▸ SOURCE MATERIAL:
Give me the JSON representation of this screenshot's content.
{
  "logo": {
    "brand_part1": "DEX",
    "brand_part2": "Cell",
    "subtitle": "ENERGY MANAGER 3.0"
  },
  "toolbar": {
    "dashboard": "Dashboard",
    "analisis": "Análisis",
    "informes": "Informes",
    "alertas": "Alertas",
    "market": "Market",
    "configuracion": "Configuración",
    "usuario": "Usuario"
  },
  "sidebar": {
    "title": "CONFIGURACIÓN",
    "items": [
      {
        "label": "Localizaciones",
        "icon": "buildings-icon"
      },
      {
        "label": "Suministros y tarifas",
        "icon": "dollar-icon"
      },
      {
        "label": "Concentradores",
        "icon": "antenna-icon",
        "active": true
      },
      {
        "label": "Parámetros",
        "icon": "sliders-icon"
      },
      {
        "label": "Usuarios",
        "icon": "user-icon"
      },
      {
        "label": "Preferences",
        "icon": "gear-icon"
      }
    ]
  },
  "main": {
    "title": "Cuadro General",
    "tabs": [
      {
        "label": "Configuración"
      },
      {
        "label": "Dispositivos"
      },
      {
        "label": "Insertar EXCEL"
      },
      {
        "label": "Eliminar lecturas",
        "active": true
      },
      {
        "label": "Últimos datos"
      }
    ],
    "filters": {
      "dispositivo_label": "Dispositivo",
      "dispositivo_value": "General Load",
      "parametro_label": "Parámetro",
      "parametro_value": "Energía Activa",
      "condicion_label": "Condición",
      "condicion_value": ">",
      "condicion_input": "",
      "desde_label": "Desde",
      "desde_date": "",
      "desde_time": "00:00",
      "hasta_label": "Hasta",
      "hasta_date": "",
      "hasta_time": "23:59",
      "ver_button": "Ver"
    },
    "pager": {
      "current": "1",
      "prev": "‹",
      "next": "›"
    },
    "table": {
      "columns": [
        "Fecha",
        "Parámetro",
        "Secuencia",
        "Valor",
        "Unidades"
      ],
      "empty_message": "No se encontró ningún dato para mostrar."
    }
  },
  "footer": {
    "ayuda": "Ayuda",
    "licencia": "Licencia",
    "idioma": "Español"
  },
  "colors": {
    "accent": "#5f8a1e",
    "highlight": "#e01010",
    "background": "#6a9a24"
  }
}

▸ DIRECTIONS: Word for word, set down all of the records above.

▸ SOLUTION:
Give me the JSON representation of this screenshot's content.
{
  "logo": {
    "brand_part1": "DEX",
    "brand_part2": "Cell",
    "subtitle": "ENERGY MANAGER 3.0"
  },
  "toolbar": {
    "dashboard": "Dashboard",
    "analisis": "Análisis",
    "informes": "Informes",
    "alertas": "Alertas",
    "market": "Market",
    "configuracion": "Configuración",
    "usuario": "Usuario"
  },
  "sidebar": {
    "title": "CONFIGURACIÓN",
    "items": [
      {
        "label": "Localizaciones",
        "icon": "buildings-icon"
      },
      {
        "label": "Suministros y tarifas",
        "icon": "dollar-icon"
      },
      {
        "label": "Concentradores",
        "icon": "antenna-icon",
        "active": true
      },
      {
        "label": "Parámetros",
        "icon": "sliders-icon"
      },
      {
        "label": "Usuarios",
        "icon": "user-icon"
      },
      {
        "label": "Preferences",
        "icon": "gear-icon"
      }
    ]
  },
  "main": {
    "title": "Cuadro General",
    "tabs": [
      {
        "label": "Configuración"
      },
      {
        "label": "Dispositivos"
      },
      {
        "label": "Insertar EXCEL"
      },
      {
        "label": "Eliminar lecturas",
        "active": true
      },
      {
        "label": "Últimos datos"
      }
    ],
    "filters": {
      "dispositivo_label": "Dispositivo",
      "dispositivo_value": "General Load",
      "parametro_label": "Parámetro",
      "parametro_value": "Energía Activa",
      "condicion_label": "Condición",
      "condicion_value": ">",
      "condicion_input": "",
      "desde_label": "Desde",
      "desde_date": "",
      "desde_time": "00:00",
      "hasta_label": "Hasta",
      "hasta_date": "",
      "hasta_time": "23:59",
      "ver_button": "Ver"
    },
    "pager": {
      "current": "1",
      "prev": "‹",
      "next": "›"
    },
    "table": {
      "columns": [
        "Fecha",
        "Parámetro",
        "Secuencia",
        "Valor",
        "Unidades"
      ],
      "empty_message": "No se encontró ningún dato para mostrar."
    }
  },
  "footer": {
    "ayuda": "Ayuda",
    "licencia": "Licencia",
    "idioma": "Español"
  },
  "colors": {
    "accent": "#5f8a1e",
    "highlight": "#e01010",
    "background": "#6a9a24"
  }
}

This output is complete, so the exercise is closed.